My solution would be to loosen up greenbelt rules and permitted developments and allow individuals to build their eco-friendly, off-grid, energy efficient homes. Stimulate the green industry and re-generate the country-side whilst improving quality of peoples lives.

However, as many vested interests lie in the pockets of politicians I doubt this will be an option for some time to come.
Green belt is not the only option, and I agree that is not likely to happen.
Brownfield is the target for new residential development.

Proposed relaxation of planning laws:
www.parliament.uk/briefing-papers/SN06418.pdf‎
One key point is going to the planning inspectorate if local permission refused.
http://www.planningportal.gov.uk/planning/planninginspectorate

Change of use - example, office space to residential, greater flexibility
with high street change of use:
http://www.nabarro.com/downloads/planning-new-planning-rules-in-force-from-30-may-2013.pdf

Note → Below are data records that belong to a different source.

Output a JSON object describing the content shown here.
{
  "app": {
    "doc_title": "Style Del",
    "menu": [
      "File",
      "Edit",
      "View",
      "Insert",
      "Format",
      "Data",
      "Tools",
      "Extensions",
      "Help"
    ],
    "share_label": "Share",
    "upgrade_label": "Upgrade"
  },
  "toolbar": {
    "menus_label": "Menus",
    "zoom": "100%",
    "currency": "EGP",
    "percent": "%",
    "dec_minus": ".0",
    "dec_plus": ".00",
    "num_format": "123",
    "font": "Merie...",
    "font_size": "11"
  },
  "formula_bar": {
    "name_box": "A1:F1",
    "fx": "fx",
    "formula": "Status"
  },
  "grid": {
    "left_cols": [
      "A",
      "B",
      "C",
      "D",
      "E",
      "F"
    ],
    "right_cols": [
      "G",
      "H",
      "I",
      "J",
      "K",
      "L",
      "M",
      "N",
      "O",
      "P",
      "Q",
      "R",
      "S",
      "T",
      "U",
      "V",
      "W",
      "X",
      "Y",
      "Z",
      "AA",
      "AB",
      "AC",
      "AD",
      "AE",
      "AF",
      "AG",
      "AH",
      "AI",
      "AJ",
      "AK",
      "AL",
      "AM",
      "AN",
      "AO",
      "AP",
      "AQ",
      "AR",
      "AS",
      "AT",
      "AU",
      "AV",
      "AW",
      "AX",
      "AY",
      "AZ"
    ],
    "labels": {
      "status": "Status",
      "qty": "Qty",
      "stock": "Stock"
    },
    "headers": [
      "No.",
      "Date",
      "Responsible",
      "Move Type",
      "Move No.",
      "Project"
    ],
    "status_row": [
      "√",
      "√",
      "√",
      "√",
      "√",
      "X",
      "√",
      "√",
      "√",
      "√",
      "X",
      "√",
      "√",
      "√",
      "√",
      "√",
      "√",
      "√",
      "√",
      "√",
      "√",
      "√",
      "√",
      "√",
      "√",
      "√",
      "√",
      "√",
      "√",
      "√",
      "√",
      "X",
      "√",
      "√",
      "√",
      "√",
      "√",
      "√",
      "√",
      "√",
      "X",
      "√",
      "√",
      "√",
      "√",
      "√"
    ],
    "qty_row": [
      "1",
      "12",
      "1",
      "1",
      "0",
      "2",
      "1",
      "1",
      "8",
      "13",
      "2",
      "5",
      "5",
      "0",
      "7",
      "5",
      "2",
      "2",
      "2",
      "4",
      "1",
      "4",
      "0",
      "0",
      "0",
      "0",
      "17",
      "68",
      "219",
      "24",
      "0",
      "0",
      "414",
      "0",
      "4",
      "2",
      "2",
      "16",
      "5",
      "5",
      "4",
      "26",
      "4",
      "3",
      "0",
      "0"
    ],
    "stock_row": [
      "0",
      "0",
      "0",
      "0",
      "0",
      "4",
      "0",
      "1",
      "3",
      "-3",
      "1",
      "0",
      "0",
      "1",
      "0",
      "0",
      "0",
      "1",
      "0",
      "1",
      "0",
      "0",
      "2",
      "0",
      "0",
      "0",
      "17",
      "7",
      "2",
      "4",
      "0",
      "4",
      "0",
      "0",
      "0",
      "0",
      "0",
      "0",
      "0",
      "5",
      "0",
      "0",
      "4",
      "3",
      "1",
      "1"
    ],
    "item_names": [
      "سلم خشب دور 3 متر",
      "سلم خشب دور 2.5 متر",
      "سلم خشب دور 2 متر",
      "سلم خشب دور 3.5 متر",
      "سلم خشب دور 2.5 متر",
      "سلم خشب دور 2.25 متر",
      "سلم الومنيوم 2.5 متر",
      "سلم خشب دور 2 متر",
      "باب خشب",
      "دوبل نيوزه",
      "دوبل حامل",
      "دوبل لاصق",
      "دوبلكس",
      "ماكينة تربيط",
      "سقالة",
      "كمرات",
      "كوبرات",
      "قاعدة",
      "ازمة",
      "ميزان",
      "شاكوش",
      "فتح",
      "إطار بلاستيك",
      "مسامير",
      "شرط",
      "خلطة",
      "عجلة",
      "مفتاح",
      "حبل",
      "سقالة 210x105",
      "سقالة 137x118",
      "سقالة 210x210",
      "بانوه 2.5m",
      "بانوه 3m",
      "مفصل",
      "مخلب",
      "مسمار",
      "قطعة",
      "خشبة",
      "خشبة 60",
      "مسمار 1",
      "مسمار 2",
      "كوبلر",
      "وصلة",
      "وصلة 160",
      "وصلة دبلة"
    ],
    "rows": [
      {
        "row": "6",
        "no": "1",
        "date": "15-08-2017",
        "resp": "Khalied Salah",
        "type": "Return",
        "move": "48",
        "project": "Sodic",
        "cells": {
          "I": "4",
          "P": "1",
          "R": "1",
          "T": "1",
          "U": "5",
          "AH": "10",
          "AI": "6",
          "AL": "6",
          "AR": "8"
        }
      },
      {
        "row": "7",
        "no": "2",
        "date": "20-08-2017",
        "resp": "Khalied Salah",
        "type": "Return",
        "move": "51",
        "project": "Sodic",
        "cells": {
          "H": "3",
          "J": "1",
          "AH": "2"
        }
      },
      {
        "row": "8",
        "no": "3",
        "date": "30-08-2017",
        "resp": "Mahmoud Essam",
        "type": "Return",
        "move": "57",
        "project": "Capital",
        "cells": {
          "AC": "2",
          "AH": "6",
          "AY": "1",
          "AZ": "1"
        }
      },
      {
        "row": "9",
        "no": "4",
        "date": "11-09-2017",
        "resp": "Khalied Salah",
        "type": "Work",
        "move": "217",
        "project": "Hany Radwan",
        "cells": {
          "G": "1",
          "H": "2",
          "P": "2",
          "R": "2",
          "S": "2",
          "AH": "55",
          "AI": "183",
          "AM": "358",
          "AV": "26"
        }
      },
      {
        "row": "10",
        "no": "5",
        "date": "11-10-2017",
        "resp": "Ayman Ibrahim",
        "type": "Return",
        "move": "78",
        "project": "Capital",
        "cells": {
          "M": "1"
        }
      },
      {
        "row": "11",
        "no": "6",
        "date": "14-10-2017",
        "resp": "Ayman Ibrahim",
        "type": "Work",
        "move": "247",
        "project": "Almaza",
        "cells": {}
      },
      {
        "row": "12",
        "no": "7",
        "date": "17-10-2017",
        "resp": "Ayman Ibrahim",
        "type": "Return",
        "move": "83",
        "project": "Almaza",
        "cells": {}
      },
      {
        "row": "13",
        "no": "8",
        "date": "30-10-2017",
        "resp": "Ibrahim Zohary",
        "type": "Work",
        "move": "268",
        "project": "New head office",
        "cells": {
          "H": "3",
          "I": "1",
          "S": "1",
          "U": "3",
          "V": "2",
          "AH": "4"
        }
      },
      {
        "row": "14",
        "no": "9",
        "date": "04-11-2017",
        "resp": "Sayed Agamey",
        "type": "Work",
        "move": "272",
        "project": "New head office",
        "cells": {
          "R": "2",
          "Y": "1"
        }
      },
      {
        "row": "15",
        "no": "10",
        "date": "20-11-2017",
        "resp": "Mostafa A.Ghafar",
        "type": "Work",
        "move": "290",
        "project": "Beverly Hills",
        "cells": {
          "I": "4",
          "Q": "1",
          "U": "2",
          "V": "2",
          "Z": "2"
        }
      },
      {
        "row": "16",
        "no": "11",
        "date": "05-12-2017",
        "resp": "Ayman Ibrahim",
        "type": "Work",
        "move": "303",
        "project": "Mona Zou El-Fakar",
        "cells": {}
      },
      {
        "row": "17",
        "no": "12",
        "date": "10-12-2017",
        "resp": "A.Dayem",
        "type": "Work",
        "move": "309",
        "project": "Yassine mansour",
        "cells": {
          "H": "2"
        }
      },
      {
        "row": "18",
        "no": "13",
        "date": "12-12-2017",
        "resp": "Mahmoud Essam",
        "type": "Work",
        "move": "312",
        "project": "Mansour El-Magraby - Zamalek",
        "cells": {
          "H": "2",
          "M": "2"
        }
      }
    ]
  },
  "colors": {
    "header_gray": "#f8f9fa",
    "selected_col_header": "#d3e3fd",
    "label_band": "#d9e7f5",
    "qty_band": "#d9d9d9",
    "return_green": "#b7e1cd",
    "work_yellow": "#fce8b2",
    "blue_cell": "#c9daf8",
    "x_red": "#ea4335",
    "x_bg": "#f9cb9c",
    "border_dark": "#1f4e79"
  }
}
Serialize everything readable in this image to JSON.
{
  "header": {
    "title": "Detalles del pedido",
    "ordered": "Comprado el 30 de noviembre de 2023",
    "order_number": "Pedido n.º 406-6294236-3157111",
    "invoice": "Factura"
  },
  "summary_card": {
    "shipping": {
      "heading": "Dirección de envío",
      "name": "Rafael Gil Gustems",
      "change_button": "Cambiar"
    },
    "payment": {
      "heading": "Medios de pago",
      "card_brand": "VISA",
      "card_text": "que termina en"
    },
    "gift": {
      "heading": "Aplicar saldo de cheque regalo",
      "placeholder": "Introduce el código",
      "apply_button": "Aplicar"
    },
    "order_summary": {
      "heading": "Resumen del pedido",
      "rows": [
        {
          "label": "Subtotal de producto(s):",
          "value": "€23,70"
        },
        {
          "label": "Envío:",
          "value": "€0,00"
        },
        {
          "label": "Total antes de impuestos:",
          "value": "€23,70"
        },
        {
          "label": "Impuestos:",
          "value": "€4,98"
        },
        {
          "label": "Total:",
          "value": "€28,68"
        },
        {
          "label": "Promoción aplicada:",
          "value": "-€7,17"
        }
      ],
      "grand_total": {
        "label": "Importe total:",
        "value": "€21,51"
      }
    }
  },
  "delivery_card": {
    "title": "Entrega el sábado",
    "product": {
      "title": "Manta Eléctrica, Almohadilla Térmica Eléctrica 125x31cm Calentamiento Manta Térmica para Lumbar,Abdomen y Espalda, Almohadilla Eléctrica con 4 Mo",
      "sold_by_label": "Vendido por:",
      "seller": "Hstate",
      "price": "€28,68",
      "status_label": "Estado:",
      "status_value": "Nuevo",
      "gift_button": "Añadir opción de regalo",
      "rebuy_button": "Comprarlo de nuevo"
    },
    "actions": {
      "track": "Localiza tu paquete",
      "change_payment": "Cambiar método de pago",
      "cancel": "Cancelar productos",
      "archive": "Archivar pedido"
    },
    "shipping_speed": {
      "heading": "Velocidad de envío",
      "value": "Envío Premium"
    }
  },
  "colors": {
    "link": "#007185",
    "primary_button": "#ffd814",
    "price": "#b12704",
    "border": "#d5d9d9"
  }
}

Relaxation of extension dimensions:
http://portaldirector.wordpress.com/2013/05/10/larger-house-extensions-regime-detailed/

So, supply becomes an issue, people keep up demand of that supply (prices keep rising),
or the demand dissipates as alternative supply is found.

Even in Spain now US companies are circling with a view to buying up properties at 40-60% discount.
Did it occur to you that U.S. companies may be doing that to diversify their
dollar risk, lets face it, there is an abundance of supply in Spain.
Globally, central banks have been re-balancing USD reserves for the last 10 years:
http://www.gold.org/download/pub_archive/pdf/Central_bank_diversification_strategies_paper.pdf

The Euro may not be great, but you can see CB's have increased Euro reserves,
so why not U.S. companies as well in the form of Euro denominated real estate.
Lets face it the Euro may not be great, but there are limitations on where you
can park that amount of money - namely supply, which Spain has.
We are on the cusp of a new era and people still talking about doom and gloom. Shocking.

Can't see the green shoots cause we are standing on them - (y)
Green shoots - you mean like indices inflated by printing money?
How about employment levels, OK U.S. figs are improving,
but UK figs are still shocking - set start date from 2000 or earlier:
http://www.tradingeconomics.com/united-states/unemployment-rate
http://www.tradingeconomics.com/united-kingdom/unemployment-rate

So what are these green shoots - a UK housing bubble that is being kept
inflated by the Govt?
If the UK housing market is so great, why did they take action in the first place...
Also what happens to that London bubble if people decide to put money into
Spain as you yourself have mentioned?

I do agree that we are on the cusp of a new era though:
At best, Japanese style stagflation of the developed west,
or the full fat depression thats been on ice for the last 5 years...
Why acknowledging that is considered doom and gloom I don't know,
you can either be a realist or an idealist, optimism should play no part.

1930's depression, 1970's stagflation, Japanese stagflation, Weimar, Zimbabwe etc.
So why will it be different this time round?
Printing money as the U.S has done, at best leads to the same situation
Japan has been in for years.
Personally I think 5-10 years of stagflation would be an amazingly good outcome.
The alternatives - read a history book.
 
Likes: Atilla